**ABOUT THIS EXERCISE**
Read through the records below and copy each line that uses the word "Forward".

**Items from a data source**
== Segment start ==

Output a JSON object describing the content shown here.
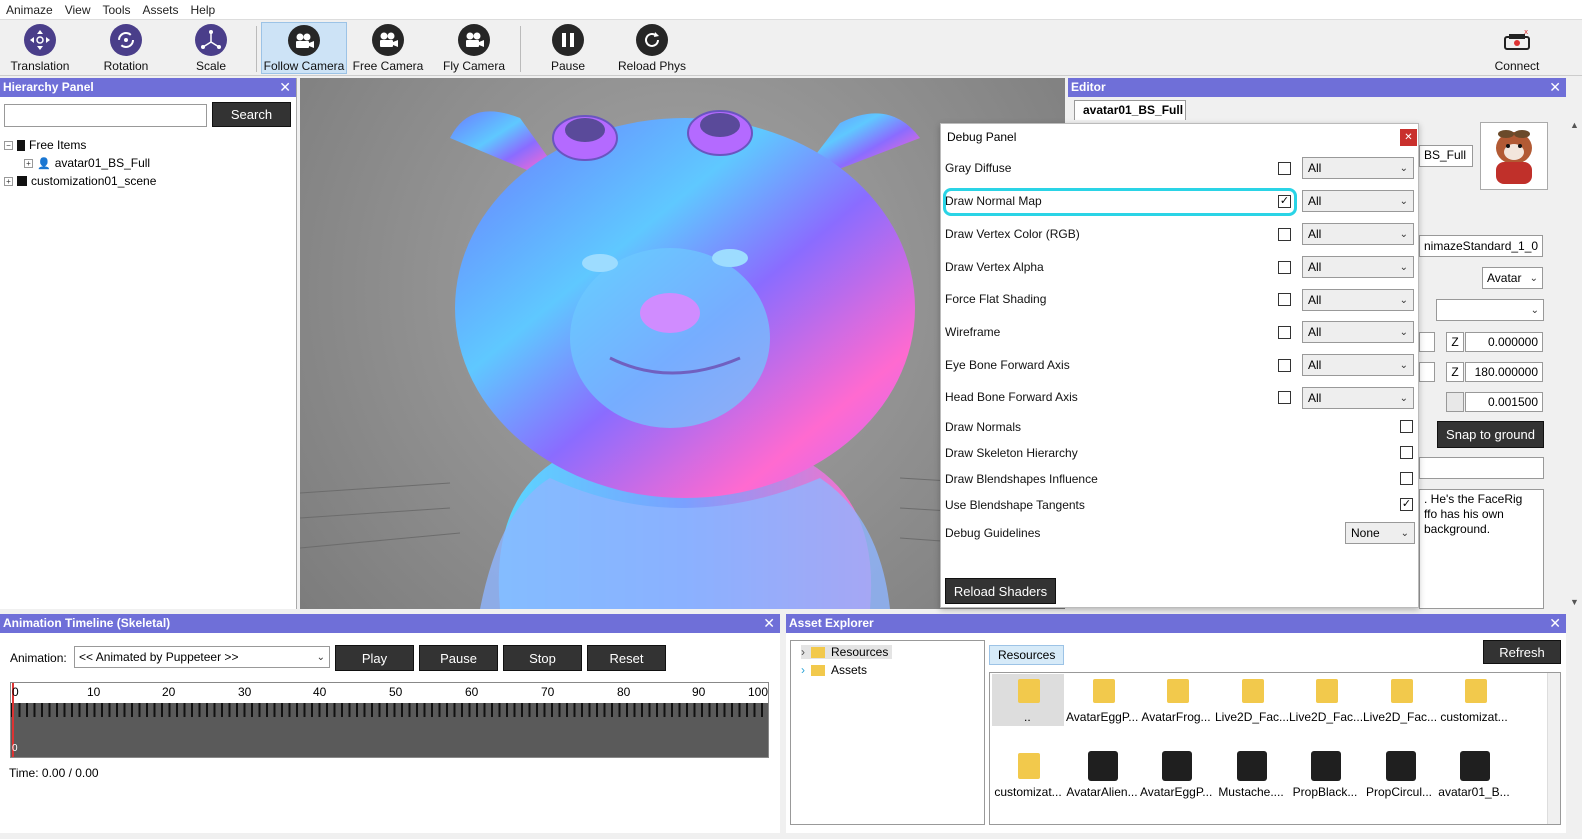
{
  "menu": [
    "Animaze",
    "View",
    "Tools",
    "Assets",
    "Help"
  ],
  "toolbar": {
    "tools": [
      {
        "label": "Translation",
        "icon": "translation-icon"
      },
      {
        "label": "Rotation",
        "icon": "rotation-icon"
      },
      {
        "label": "Scale",
        "icon": "scale-icon"
      },
      {
        "label": "Follow Camera",
        "icon": "camera-icon"
      },
      {
        "label": "Free Camera",
        "icon": "camera-icon"
      },
      {
        "label": "Fly Camera",
        "icon": "camera-icon"
      },
      {
        "label": "Pause",
        "icon": "pause-icon"
      },
      {
        "label": "Reload Phys",
        "icon": "reload-icon"
      }
    ],
    "connect": "Connect"
  },
  "hierarchy": {
    "title": "Hierarchy Panel",
    "search_button": "Search",
    "search_value": "",
    "items": [
      "Free Items",
      "avatar01_BS_Full",
      "customization01_scene"
    ]
  },
  "editor": {
    "title": "Editor",
    "tab": "avatar01_BS_Full",
    "name_field": "BS_Full",
    "shader": "nimazeStandard_1_0",
    "type": "Avatar",
    "z_label": "Z",
    "z1": "0.000000",
    "z2": "180.000000",
    "scale": "0.001500",
    "snap_button": "Snap to ground",
    "description": [
      ". He's the FaceRig",
      "ffo has his own",
      "background."
    ]
  },
  "debug": {
    "title": "Debug Panel",
    "rows": [
      {
        "label": "Gray Diffuse",
        "checked": false,
        "select": "All"
      },
      {
        "label": "Draw Normal Map",
        "checked": true,
        "select": "All"
      },
      {
        "label": "Draw Vertex Color (RGB)",
        "checked": false,
        "select": "All"
      },
      {
        "label": "Draw Vertex Alpha",
        "checked": false,
        "select": "All"
      },
      {
        "label": "Force Flat Shading",
        "checked": false,
        "select": "All"
      },
      {
        "label": "Wireframe",
        "checked": false,
        "select": "All"
      },
      {
        "label": "Eye Bone Forward Axis",
        "checked": false,
        "select": "All"
      },
      {
        "label": "Head Bone Forward Axis",
        "checked": false,
        "select": "All"
      }
    ],
    "toggles": [
      {
        "label": "Draw Normals",
        "checked": false
      },
      {
        "label": "Draw Skeleton Hierarchy",
        "checked": false
      },
      {
        "label": "Draw Blendshapes Influence",
        "checked": false
      },
      {
        "label": "Use Blendshape Tangents",
        "checked": true
      }
    ],
    "guidelines_label": "Debug Guidelines",
    "guidelines_value": "None",
    "reload_button": "Reload Shaders"
  },
  "animation": {
    "title": "Animation Timeline (Skeletal)",
    "label": "Animation:",
    "value": "<< Animated by Puppeteer >>",
    "buttons": [
      "Play",
      "Pause",
      "Stop",
      "Reset"
    ],
    "ticks": [
      "0",
      "10",
      "20",
      "30",
      "40",
      "50",
      "60",
      "70",
      "80",
      "90",
      "100"
    ],
    "time": "Time: 0.00 / 0.00"
  },
  "assets": {
    "title": "Asset Explorer",
    "tree": [
      "Resources",
      "Assets"
    ],
    "breadcrumb": "Resources",
    "refresh": "Refresh",
    "row1": [
      "..",
      "AvatarEggP...",
      "AvatarFrog...",
      "Live2D_Fac...",
      "Live2D_Fac...",
      "Live2D_Fac...",
      "customizat..."
    ],
    "row2": [
      "customizat...",
      "AvatarAlien...",
      "AvatarEggP...",
      "Mustache....",
      "PropBlack...",
      "PropCircul...",
      "avatar01_B..."
    ]
  }
}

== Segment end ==

**WORKED SOLUTION**
        "label": "Eye Bone Forward Axis",
        "label": "Head Bone Forward Axis",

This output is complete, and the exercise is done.